The nature of the abstraction barrier guarantees that changing the implementation of an ADT shouldn't affect the functionality of any programs that use that ADT, as long as the constructors and selectors were used properly.

If you passed the Ok tests for the previous questions but not this one, the fix is simple! Just replace any code that violates the abstraction barrier, i.e. creating a city with a new list object or indexing into a city, with the appropriate constructor or selector.

Make sure that your functions pass the tests with both the first and the second implementations of the City ADT and that you understand why they should work for both before moving on.


Make sure to submit this assignment by running:

python3 ok --submit

Optional Questions

While "Add Characters" is optional, it is good practice for the Cats project and is thus highly recommended!

Q7: Add Characters

Given two words, w1 and w2, we say w1 is a subsequence of w2 if all the letters in w1 appear in w2 in the same order (but not necessarily all together). That is, you can add letters to any position in w1 to get w2. For example, "sing" is a substring of "absorbing" and "cat" is a substring of "contrast".

Implement add_chars, which takes in w1 and w2, where w1 is a substring of w2. This means that w1 is shorter than w2. It should return a string containing the characters you need to add to w1 to get w2. Your solution must use recursion.

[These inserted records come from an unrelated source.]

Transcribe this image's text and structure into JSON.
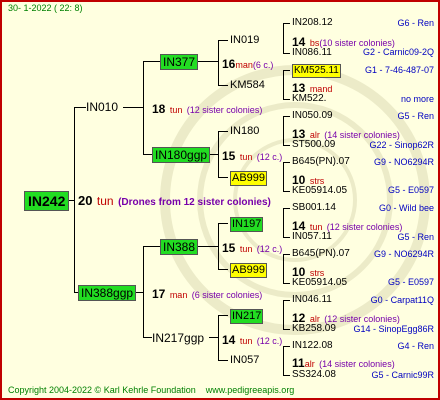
{
  "header": {
    "date": "30-  1-2022 (  22:  8)"
  },
  "root": {
    "code": "IN242",
    "year": "20",
    "relation": "tun",
    "note": "(Drones from 12 sister colonies)"
  },
  "sire_branch": {
    "code": "IN010",
    "year": "18",
    "relation": "tun",
    "note": "(12 sister colonies)",
    "p1": {
      "code": "IN377",
      "year": "16",
      "relation": "man",
      "note": "(6 c.)",
      "a": {
        "code": "IN019",
        "year": "14",
        "relation": "bs",
        "note": "(10 sister colonies)",
        "a": {
          "code": "IN208.12",
          "right": "G6 - Ren"
        },
        "b": {
          "code": "IN086.11",
          "right": "G2 - Carnic09-2Q"
        }
      },
      "b": {
        "code": "KM584",
        "year": "13",
        "relation": "mand",
        "a": {
          "code": "KM525.11",
          "right": "G1 - 7-46-487-07"
        },
        "b": {
          "code": "KM522.",
          "right": "no more"
        }
      }
    },
    "p2": {
      "code": "IN180ggp",
      "year": "15",
      "relation": "tun",
      "note": "(12 c.)",
      "a": {
        "code": "IN180",
        "year": "13",
        "relation": "alr",
        "note": "(14 sister colonies)",
        "a": {
          "code": "IN050.09",
          "right": "G5 - Ren"
        },
        "b": {
          "code": "ST500.09",
          "right": "G22 - Sinop62R"
        }
      },
      "b": {
        "code": "AB999",
        "year": "10",
        "relation": "strs",
        "a": {
          "code": "B645(PN).07",
          "right": "G9 - NO6294R"
        },
        "b": {
          "code": "KE05914.05",
          "right": "G5 - E0597"
        }
      }
    }
  },
  "dam_branch": {
    "code": "IN388ggp",
    "year": "17",
    "relation": "man",
    "note": "(6 sister colonies)",
    "p1": {
      "code": "IN388",
      "year": "15",
      "relation": "tun",
      "note": "(12 c.)",
      "a": {
        "code": "IN197",
        "year": "14",
        "relation": "tun",
        "note": "(12 sister colonies)",
        "a": {
          "code": "SB001.14",
          "right": "G0 - Wild bee"
        },
        "b": {
          "code": "IN057.11",
          "right": "G5 - Ren"
        }
      },
      "b": {
        "code": "AB999",
        "year": "10",
        "relation": "strs",
        "a": {
          "code": "B645(PN).07",
          "right": "G9 - NO6294R"
        },
        "b": {
          "code": "KE05914.05",
          "right": "G5 - E0597"
        }
      }
    },
    "p2": {
      "code": "IN217ggp",
      "year": "14",
      "relation": "tun",
      "note": "(12 c.)",
      "a": {
        "code": "IN217",
        "year": "12",
        "relation": "alr",
        "note": "(12 sister colonies)",
        "a": {
          "code": "IN046.11",
          "right": "G0 - Carpat11Q"
        },
        "b": {
          "code": "KB258.09",
          "right": "G14 - SinopEgg86R"
        }
      },
      "b": {
        "code": "IN057",
        "year": "11",
        "relation": "alr",
        "note": "(14 sister colonies)",
        "a": {
          "code": "IN122.08",
          "right": "G4 - Ren"
        },
        "b": {
          "code": "SS324.08",
          "right": "G5 - Carnic99R"
        }
      }
    }
  },
  "footer": {
    "copyright": "Copyright 2004-2022 © Karl Kehrle Foundation",
    "site": "www.pedigreeapis.org"
  },
  "colors": {
    "frame": "#c00000",
    "box_green": "#22dd22",
    "box_yellow": "#ffff00",
    "relation": "#c00000",
    "note": "#7700aa",
    "right": "#0000c0",
    "footer": "#008000"
  }
}
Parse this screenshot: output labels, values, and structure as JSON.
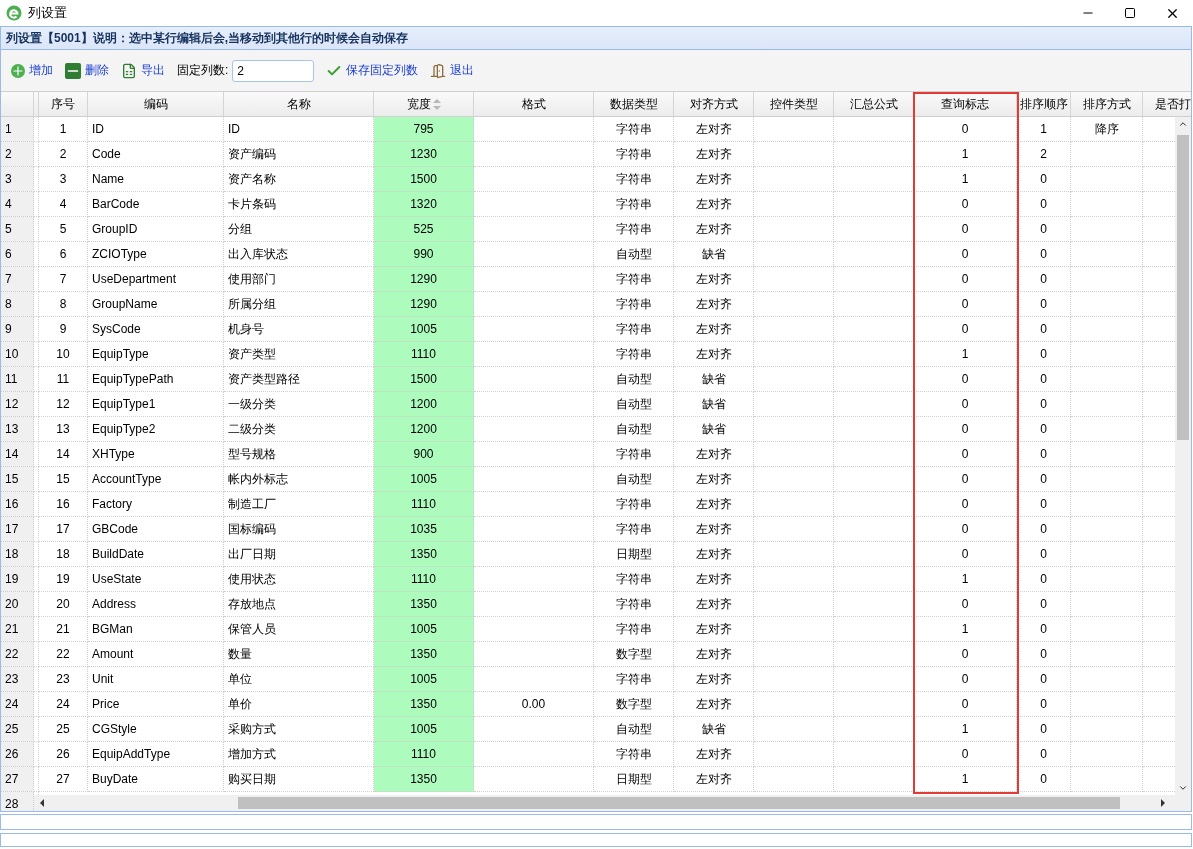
{
  "window": {
    "title": "列设置"
  },
  "panel": {
    "title": "列设置【5001】说明：选中某行编辑后会,当移动到其他行的时候会自动保存"
  },
  "toolbar": {
    "buttons": [
      {
        "kind": "add",
        "label": "增加"
      },
      {
        "kind": "delete",
        "label": "删除"
      },
      {
        "kind": "export",
        "label": "导出"
      }
    ],
    "fixed_columns": {
      "label": "固定列数:",
      "value": "2"
    },
    "actions": [
      {
        "kind": "save",
        "label": "保存固定列数"
      },
      {
        "kind": "exit",
        "label": "退出"
      }
    ]
  },
  "table": {
    "columns": [
      {
        "label": "序号"
      },
      {
        "label": "编码"
      },
      {
        "label": "名称"
      },
      {
        "label": "宽度",
        "sortable": true,
        "color": "#adfcbe"
      },
      {
        "label": "格式"
      },
      {
        "label": "数据类型"
      },
      {
        "label": "对齐方式"
      },
      {
        "label": "控件类型"
      },
      {
        "label": "汇总公式"
      },
      {
        "label": "查询标志",
        "highlighted": true
      },
      {
        "label": "排序顺序"
      },
      {
        "label": "排序方式"
      },
      {
        "label": "是否打"
      }
    ],
    "rows": [
      {
        "number": "1",
        "cells": [
          "1",
          "ID",
          "ID",
          "795",
          null,
          "字符串",
          "左对齐",
          null,
          null,
          "0",
          "1",
          "降序",
          null
        ]
      },
      {
        "number": "2",
        "cells": [
          "2",
          "Code",
          "资产编码",
          "1230",
          null,
          "字符串",
          "左对齐",
          null,
          null,
          "1",
          "2",
          null,
          null
        ]
      },
      {
        "number": "3",
        "cells": [
          "3",
          "Name",
          "资产名称",
          "1500",
          null,
          "字符串",
          "左对齐",
          null,
          null,
          "1",
          "0",
          null,
          null
        ]
      },
      {
        "number": "4",
        "cells": [
          "4",
          "BarCode",
          "卡片条码",
          "1320",
          null,
          "字符串",
          "左对齐",
          null,
          null,
          "0",
          "0",
          null,
          null
        ]
      },
      {
        "number": "5",
        "cells": [
          "5",
          "GroupID",
          "分组",
          "525",
          null,
          "字符串",
          "左对齐",
          null,
          null,
          "0",
          "0",
          null,
          null
        ]
      },
      {
        "number": "6",
        "cells": [
          "6",
          "ZCIOType",
          "出入库状态",
          "990",
          null,
          "自动型",
          "缺省",
          null,
          null,
          "0",
          "0",
          null,
          null
        ]
      },
      {
        "number": "7",
        "cells": [
          "7",
          "UseDepartment",
          "使用部门",
          "1290",
          null,
          "字符串",
          "左对齐",
          null,
          null,
          "0",
          "0",
          null,
          null
        ]
      },
      {
        "number": "8",
        "cells": [
          "8",
          "GroupName",
          "所属分组",
          "1290",
          null,
          "字符串",
          "左对齐",
          null,
          null,
          "0",
          "0",
          null,
          null
        ]
      },
      {
        "number": "9",
        "cells": [
          "9",
          "SysCode",
          "机身号",
          "1005",
          null,
          "字符串",
          "左对齐",
          null,
          null,
          "0",
          "0",
          null,
          null
        ]
      },
      {
        "number": "10",
        "cells": [
          "10",
          "EquipType",
          "资产类型",
          "1110",
          null,
          "字符串",
          "左对齐",
          null,
          null,
          "1",
          "0",
          null,
          null
        ]
      },
      {
        "number": "11",
        "cells": [
          "11",
          "EquipTypePath",
          "资产类型路径",
          "1500",
          null,
          "自动型",
          "缺省",
          null,
          null,
          "0",
          "0",
          null,
          null
        ]
      },
      {
        "number": "12",
        "cells": [
          "12",
          "EquipType1",
          "一级分类",
          "1200",
          null,
          "自动型",
          "缺省",
          null,
          null,
          "0",
          "0",
          null,
          null
        ]
      },
      {
        "number": "13",
        "cells": [
          "13",
          "EquipType2",
          "二级分类",
          "1200",
          null,
          "自动型",
          "缺省",
          null,
          null,
          "0",
          "0",
          null,
          null
        ]
      },
      {
        "number": "14",
        "cells": [
          "14",
          "XHType",
          "型号规格",
          "900",
          null,
          "字符串",
          "左对齐",
          null,
          null,
          "0",
          "0",
          null,
          null
        ]
      },
      {
        "number": "15",
        "cells": [
          "15",
          "AccountType",
          "帐内外标志",
          "1005",
          null,
          "自动型",
          "左对齐",
          null,
          null,
          "0",
          "0",
          null,
          null
        ]
      },
      {
        "number": "16",
        "cells": [
          "16",
          "Factory",
          "制造工厂",
          "1110",
          null,
          "字符串",
          "左对齐",
          null,
          null,
          "0",
          "0",
          null,
          null
        ]
      },
      {
        "number": "17",
        "cells": [
          "17",
          "GBCode",
          "国标编码",
          "1035",
          null,
          "字符串",
          "左对齐",
          null,
          null,
          "0",
          "0",
          null,
          null
        ]
      },
      {
        "number": "18",
        "cells": [
          "18",
          "BuildDate",
          "出厂日期",
          "1350",
          null,
          "日期型",
          "左对齐",
          null,
          null,
          "0",
          "0",
          null,
          null
        ]
      },
      {
        "number": "19",
        "cells": [
          "19",
          "UseState",
          "使用状态",
          "1110",
          null,
          "字符串",
          "左对齐",
          null,
          null,
          "1",
          "0",
          null,
          null
        ]
      },
      {
        "number": "20",
        "cells": [
          "20",
          "Address",
          "存放地点",
          "1350",
          null,
          "字符串",
          "左对齐",
          null,
          null,
          "0",
          "0",
          null,
          null
        ]
      },
      {
        "number": "21",
        "cells": [
          "21",
          "BGMan",
          "保管人员",
          "1005",
          null,
          "字符串",
          "左对齐",
          null,
          null,
          "1",
          "0",
          null,
          null
        ]
      },
      {
        "number": "22",
        "cells": [
          "22",
          "Amount",
          "数量",
          "1350",
          null,
          "数字型",
          "左对齐",
          null,
          null,
          "0",
          "0",
          null,
          null
        ]
      },
      {
        "number": "23",
        "cells": [
          "23",
          "Unit",
          "单位",
          "1005",
          null,
          "字符串",
          "左对齐",
          null,
          null,
          "0",
          "0",
          null,
          null
        ]
      },
      {
        "number": "24",
        "cells": [
          "24",
          "Price",
          "单价",
          "1350",
          "0.00",
          "数字型",
          "左对齐",
          null,
          null,
          "0",
          "0",
          null,
          null
        ]
      },
      {
        "number": "25",
        "cells": [
          "25",
          "CGStyle",
          "采购方式",
          "1005",
          null,
          "自动型",
          "缺省",
          null,
          null,
          "1",
          "0",
          null,
          null
        ]
      },
      {
        "number": "26",
        "cells": [
          "26",
          "EquipAddType",
          "增加方式",
          "1110",
          null,
          "字符串",
          "左对齐",
          null,
          null,
          "0",
          "0",
          null,
          null
        ]
      },
      {
        "number": "27",
        "cells": [
          "27",
          "BuyDate",
          "购买日期",
          "1350",
          null,
          "日期型",
          "左对齐",
          null,
          null,
          "1",
          "0",
          null,
          null
        ]
      },
      {
        "number": "28"
      }
    ]
  }
}
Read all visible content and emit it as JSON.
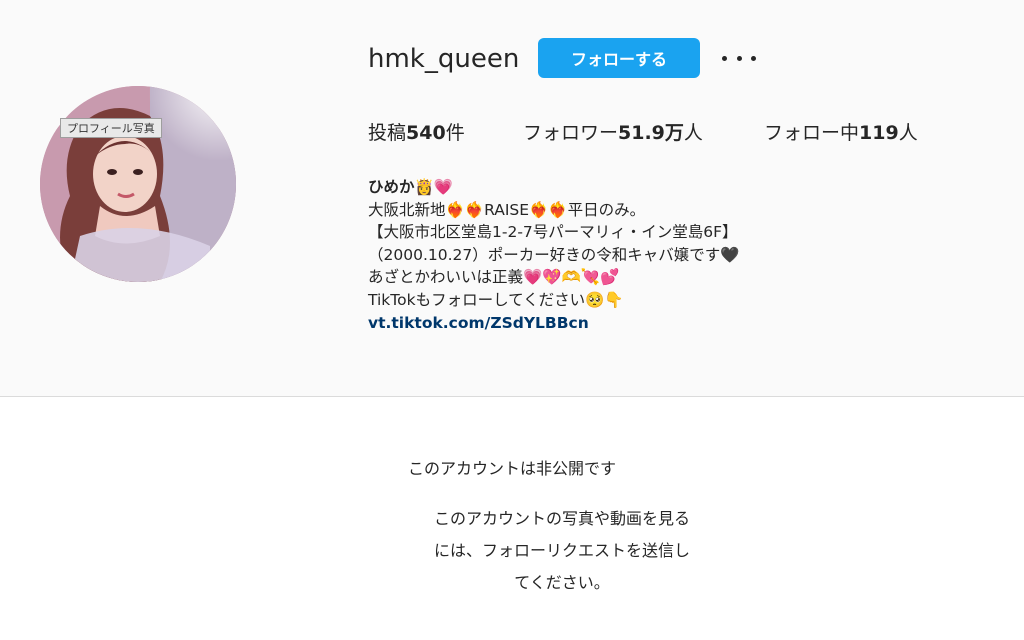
{
  "profile": {
    "username": "hmk_queen",
    "follow_label": "フォローする",
    "more_label": "•••",
    "avatar_tooltip": "プロフィール写真"
  },
  "stats": {
    "posts_prefix": "投稿",
    "posts_value": "540",
    "posts_suffix": "件",
    "followers_prefix": "フォロワー",
    "followers_value": "51.9万",
    "followers_suffix": "人",
    "following_prefix": "フォロー中",
    "following_value": "119",
    "following_suffix": "人"
  },
  "bio": {
    "name": "ひめか👸💗",
    "lines": [
      "大阪北新地❤️‍🔥❤️‍🔥RAISE❤️‍🔥❤️‍🔥平日のみ。",
      "【大阪市北区堂島1-2-7号パーマリィ・イン堂島6F】",
      "（2000.10.27）ポーカー好きの令和キャバ嬢です🖤",
      "あざとかわいいは正義💗💖🫶💘💕",
      "TikTokもフォローしてください🥺👇"
    ],
    "link": "vt.tiktok.com/ZSdYLBBcn"
  },
  "private_notice": {
    "title": "このアカウントは非公開です",
    "desc_lines": [
      "このアカウントの写真や動画を見る",
      "には、フォローリクエストを送信し",
      "てください。"
    ]
  },
  "colors": {
    "accent": "#1aa3f0",
    "link": "#00376b",
    "header_bg": "#fafafa"
  }
}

In the example above, you need to add the characters "aborb" to "sing" to get "absorbing", and you need to add "ontrs" to "cat" to get "contrast".

The letters in the string you return should be in the order you have to add them from left to right. If there are multiple characters in the w2 that could correspond to characters in w1, use the leftmost one. For example, add_words("coy", "cacophony") should return "acphon", not "caphon" because the first "c" in "coy" corresponds to the first "c" in "cacophony".

def add_chars(w1, w2):
    Return a string containing the characters you need to add to w1 to get w2.

    You may assume that w1 is a subsequence of w2.

    >>> add_chars("owl", "howl")
    >>> add_chars("want", "wanton")
    >>> add_chars("rat", "radiate")
    >>> add_chars("a", "prepare")
    >>> add_chars("resin", "recursion")
    >>> add_chars("fin", "effusion")
    >>> add_chars("coy", "cacophony")
    >>> from construct_check import check
    >>> # ban iteration and sets
    >>> check(LAB_SOURCE_FILE, 'add_chars',
    ...       ['For', 'While', 'Set', 'SetComp']) # Must use recursion
    "*** YOUR CODE HERE ***"

Use Ok to test your code:

python3 ok -q add_chars